Access 2003 offers an additional level of security through the creation of MDE files. An MDE (compiled database) file is a database file that has all editable source code removed. This means that Access eliminates all the source code behind the forms, reports, and modules contained in the database. An MDE file offers additional security because the forms, reports, and modules in an MDE file cannot be modified. Other benefits of an MDE file include reduced size and optimized memory usage. To create an MDE file, follow these steps:

  1. Open the database on which you will base the MDE file.

  2. Choose Tools | Database Utilities | Make MDE File. The Save MDE As dialog box appears.

  3. Select a name for the MDE file and click OK.

Before you begin creating and using MDE files, you need to be aware of the restrictions they impose. If you plan ahead, these restrictions probably will not cause you too many problems. On the other hand, if you enter the world of MDE files unaware, they can cause you much grief. You should consider these restrictions:

  • No one can view or modify the design of the forms, reports, and modules in an MDE file. In fact, no one can add new forms, reports, and modules to an MDE file. It is therefore important that you keep the original database when you create an MDE file: That is where you will make changes to existing forms, reports, and modules and add new forms, reports, and modules. When you are finished making changes to the database, you simply rebuild the MDE file.

  • Because you must rebuild the MDE file every time you make changes to the application, the front-end/back-end approach is a good approach to take: You place the tables in a standard Access database and store the other objects in the MDE file. You can therefore rebuild the MDE file without worrying about the reconciliation of data.

  • You cannot import or export forms, reports, or modules to or from an MDE file.

  • You cannot convert an MDE file to later versions of Access. It is necessary to convert the original database and then rebuild the MDE file with the new version.
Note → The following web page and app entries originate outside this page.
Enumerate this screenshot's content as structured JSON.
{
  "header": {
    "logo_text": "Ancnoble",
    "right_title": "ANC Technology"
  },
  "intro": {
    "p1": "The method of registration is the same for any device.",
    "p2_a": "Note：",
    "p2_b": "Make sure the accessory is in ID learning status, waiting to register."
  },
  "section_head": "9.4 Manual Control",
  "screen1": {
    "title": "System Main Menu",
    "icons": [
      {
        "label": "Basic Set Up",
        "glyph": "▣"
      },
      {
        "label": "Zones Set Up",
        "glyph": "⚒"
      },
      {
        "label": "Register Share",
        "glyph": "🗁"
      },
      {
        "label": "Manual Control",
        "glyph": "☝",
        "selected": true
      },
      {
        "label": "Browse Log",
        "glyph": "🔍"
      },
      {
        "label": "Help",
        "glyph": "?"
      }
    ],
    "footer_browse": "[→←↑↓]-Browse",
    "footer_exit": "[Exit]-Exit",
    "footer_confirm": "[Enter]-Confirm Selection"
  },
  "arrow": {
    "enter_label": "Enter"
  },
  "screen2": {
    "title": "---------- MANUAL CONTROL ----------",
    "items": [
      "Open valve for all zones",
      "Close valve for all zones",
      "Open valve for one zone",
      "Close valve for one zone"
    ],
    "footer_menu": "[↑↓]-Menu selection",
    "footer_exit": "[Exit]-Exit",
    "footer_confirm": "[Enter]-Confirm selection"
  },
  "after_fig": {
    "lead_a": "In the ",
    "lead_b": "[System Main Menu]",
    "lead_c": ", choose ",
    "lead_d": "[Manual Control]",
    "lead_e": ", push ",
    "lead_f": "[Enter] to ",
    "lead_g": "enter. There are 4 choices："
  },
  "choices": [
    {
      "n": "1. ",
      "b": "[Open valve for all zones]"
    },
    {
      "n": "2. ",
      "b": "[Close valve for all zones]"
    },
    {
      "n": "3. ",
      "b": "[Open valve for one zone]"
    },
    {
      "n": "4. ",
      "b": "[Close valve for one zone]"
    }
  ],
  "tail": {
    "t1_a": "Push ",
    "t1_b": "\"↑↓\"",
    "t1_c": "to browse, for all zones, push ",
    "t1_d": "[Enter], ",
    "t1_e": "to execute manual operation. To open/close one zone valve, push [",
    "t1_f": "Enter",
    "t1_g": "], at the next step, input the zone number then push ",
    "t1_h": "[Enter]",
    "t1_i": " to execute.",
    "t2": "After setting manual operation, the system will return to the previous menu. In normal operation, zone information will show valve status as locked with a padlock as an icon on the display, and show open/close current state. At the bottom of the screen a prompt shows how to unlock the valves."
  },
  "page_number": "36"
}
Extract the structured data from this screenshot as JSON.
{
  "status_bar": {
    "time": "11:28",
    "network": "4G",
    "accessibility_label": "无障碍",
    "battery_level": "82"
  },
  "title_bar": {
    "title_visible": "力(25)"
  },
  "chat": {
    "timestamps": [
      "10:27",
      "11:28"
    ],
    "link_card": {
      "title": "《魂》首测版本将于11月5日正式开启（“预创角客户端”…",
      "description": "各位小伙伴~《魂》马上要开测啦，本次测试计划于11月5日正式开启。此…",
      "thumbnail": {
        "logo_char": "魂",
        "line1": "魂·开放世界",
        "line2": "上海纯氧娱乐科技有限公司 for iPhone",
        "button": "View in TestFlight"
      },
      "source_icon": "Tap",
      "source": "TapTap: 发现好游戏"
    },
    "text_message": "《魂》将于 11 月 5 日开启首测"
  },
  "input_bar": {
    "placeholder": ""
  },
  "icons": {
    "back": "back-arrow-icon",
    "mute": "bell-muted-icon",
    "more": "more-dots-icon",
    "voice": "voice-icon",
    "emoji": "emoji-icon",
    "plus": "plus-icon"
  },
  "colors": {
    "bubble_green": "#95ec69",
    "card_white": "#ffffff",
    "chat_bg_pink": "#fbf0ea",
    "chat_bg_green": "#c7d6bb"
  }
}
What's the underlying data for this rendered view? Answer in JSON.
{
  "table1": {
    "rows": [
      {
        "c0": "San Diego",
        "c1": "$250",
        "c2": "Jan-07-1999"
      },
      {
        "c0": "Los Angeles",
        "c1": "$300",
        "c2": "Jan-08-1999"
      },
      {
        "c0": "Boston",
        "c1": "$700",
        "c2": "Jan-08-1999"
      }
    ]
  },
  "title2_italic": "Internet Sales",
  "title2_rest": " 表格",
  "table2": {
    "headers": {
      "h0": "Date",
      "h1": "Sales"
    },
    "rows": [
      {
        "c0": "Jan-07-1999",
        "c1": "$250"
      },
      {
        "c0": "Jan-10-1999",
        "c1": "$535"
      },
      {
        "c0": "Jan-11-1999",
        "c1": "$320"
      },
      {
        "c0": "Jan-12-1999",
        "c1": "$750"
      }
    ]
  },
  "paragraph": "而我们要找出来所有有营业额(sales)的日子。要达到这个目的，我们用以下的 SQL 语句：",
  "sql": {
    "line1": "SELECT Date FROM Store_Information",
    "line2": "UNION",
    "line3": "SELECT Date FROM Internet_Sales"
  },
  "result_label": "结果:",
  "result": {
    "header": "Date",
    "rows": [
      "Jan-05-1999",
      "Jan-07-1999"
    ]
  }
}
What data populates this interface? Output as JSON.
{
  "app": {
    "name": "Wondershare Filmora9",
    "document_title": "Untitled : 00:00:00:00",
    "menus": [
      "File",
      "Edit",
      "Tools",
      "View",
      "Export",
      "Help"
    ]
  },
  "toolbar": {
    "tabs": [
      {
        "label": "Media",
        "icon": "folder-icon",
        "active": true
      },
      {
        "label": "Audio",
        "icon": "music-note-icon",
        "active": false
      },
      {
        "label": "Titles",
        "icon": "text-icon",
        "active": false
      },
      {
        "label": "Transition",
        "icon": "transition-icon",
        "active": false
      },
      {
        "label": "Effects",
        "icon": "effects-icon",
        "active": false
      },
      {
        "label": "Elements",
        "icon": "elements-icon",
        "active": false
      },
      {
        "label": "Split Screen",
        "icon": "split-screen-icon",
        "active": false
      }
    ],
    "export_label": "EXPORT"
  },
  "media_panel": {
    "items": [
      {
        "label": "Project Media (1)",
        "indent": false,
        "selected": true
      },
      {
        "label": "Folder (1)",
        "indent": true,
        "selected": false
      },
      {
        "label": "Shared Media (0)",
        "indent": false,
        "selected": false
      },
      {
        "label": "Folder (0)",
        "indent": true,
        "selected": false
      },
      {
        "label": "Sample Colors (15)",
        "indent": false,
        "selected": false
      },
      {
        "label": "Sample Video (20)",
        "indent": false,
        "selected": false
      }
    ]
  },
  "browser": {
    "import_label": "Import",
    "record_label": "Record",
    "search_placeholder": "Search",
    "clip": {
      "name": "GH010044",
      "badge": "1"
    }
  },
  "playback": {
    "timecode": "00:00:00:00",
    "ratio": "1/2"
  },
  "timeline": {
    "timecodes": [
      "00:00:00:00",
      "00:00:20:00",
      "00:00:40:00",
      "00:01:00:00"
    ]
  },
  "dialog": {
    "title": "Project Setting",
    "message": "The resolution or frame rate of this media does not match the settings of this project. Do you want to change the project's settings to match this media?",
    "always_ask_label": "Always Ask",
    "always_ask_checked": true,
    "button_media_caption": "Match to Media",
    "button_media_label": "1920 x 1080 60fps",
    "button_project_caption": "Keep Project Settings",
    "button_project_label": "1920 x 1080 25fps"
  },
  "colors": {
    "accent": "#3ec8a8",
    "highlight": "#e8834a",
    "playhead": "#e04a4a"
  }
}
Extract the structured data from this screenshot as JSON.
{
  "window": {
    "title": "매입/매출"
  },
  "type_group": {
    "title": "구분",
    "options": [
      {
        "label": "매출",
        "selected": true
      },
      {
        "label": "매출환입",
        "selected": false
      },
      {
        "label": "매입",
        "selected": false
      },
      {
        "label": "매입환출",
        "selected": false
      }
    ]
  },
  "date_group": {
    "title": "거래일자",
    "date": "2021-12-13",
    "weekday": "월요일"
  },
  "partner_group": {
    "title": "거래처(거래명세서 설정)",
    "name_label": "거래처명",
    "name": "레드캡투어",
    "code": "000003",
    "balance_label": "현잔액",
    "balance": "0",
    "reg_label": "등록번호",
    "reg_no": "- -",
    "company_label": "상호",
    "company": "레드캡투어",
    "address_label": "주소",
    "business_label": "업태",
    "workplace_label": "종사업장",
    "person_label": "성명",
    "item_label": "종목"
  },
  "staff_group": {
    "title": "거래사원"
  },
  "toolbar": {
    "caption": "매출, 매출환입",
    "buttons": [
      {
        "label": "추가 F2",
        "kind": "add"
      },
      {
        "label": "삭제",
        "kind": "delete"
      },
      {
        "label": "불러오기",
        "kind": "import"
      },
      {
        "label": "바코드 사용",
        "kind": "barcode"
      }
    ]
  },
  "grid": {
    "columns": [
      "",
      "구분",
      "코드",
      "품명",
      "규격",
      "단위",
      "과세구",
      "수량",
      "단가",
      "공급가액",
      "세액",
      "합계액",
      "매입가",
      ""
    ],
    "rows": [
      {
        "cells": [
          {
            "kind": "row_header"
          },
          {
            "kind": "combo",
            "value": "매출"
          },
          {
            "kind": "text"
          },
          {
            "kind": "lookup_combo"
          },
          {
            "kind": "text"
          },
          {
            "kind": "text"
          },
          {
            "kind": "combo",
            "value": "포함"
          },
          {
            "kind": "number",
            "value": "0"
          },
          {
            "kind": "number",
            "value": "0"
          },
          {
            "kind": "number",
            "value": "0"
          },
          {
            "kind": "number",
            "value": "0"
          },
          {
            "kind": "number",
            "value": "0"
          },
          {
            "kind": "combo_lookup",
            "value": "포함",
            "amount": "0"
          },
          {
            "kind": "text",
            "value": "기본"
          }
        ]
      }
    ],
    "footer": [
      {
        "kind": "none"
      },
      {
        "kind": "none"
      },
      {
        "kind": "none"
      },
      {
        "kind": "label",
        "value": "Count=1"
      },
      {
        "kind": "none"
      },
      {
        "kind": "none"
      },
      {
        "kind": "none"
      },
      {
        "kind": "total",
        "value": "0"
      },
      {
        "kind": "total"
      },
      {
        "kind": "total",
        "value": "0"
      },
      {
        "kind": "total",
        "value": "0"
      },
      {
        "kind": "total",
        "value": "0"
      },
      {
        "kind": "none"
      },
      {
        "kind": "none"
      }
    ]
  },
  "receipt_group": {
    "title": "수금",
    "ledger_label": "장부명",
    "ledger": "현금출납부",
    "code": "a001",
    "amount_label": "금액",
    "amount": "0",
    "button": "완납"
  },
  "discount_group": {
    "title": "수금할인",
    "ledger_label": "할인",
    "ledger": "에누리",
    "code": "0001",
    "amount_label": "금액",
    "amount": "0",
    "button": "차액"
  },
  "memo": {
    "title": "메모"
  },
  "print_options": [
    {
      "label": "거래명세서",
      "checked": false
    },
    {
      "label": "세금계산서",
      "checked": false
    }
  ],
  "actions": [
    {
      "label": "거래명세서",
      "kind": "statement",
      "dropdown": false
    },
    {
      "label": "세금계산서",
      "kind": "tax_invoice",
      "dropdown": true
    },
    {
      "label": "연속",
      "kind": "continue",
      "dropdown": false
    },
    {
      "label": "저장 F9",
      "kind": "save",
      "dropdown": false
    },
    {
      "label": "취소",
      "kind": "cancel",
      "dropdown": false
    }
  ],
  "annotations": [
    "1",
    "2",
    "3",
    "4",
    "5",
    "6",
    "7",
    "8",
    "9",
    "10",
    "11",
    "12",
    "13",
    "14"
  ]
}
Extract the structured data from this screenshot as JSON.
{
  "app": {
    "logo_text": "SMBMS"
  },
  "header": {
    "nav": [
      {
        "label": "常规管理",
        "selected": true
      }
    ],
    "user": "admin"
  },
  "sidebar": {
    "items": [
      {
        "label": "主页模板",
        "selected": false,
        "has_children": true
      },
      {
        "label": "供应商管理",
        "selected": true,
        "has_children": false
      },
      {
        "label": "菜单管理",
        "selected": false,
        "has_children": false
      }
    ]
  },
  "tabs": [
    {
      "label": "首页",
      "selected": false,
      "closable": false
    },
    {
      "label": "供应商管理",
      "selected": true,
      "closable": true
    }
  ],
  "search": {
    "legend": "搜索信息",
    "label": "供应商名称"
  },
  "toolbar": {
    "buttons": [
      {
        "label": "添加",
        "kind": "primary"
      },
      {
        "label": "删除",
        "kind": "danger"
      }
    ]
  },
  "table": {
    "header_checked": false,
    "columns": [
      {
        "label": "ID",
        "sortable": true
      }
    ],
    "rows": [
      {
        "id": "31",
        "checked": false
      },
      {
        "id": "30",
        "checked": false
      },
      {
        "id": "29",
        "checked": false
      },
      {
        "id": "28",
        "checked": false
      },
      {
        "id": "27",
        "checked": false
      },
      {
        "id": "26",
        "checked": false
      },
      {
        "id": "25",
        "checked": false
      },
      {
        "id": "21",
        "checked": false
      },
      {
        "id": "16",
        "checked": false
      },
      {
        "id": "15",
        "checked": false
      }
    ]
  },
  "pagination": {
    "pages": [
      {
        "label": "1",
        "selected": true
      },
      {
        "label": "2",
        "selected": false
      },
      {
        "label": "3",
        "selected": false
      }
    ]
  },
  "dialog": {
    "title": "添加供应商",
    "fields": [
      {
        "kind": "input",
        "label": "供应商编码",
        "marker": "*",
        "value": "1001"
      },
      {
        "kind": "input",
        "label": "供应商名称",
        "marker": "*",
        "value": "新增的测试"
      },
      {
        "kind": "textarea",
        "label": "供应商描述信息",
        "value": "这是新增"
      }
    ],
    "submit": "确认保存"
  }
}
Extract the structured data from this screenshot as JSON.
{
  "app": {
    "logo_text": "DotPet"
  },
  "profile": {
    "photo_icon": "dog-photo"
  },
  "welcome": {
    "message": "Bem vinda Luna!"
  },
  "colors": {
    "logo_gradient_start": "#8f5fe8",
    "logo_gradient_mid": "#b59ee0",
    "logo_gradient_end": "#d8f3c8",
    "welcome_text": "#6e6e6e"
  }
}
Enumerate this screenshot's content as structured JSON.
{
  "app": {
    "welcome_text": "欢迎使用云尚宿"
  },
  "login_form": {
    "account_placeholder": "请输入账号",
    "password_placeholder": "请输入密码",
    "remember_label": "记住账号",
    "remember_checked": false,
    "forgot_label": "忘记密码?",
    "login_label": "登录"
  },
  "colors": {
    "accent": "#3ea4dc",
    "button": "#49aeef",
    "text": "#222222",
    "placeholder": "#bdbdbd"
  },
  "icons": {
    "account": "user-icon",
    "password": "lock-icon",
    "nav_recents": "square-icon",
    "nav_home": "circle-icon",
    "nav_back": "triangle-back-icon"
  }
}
  • You cannot add or remove references to object libraries and databases from an MDE file. Also, you cannot change references to object libraries and databases.

  • Every library database that an MDE references also must be an MDE file. This means that if Database1 references Database2, which references Database3, all three databases must be stored as MDE files. You first must save Database3 as an MDE file, reference it from Database2, and then save Database2 as an MDE file. You can then reference Database2 from Database1, and finally, you can save Database1 as an MDE file.

  • A replicated database cannot be saved as an MDE file. The replication must first be removed from the database. You accomplish this by removing the replication system tables and properties from the database. The database can then be saved as an MDE file, and the MDE file can be replicated and distributed as a replica set. Any time changes must be made to the database, they must be made to the original database, resaved as an MDE file, and then redistributed as a new replica set.

  • Any security that applies to a database follows through to an MDE file that is created from it. To create an MDE file from a database that is already secured, you must first join the workgroup information file associated with the database. You must have Open/Run and Open Exclusive permissions to the database. You must also have Modify Design and Administer permissions to all tables in the database, or you must own all tables in the database. Finally, you must have Read Design permissions on all objects contained in the database. These permissions are all covered in Hour 22, "Security Introduced."

  • If you want to remove security from the database, you must remove the security from the original database and rebuild the MDE file.

As long as you are aware of the restrictions associated with MDE files, they can offer many benefits. In addition to the natural security they provide, the size and performance benefits MDE files offer are significant.


A great use for MDE files is for demo versions of applications. Performance of MDE files is excellent, but more importantly, if you use Visual Basic for Applications (VBA) code, MDE files can easily be rendered both time- and data-limited.


Other programmatic limitations exist regarding MDE files that are beyond the scope of this book. To learn more about these restrictions, please consult a programming text such as Alison Balter's Mastering Access 2003 Desktop Development (Sams Publishing).

    Part III: Creating Your Own Database and Objects
    Part V: Advanced Topics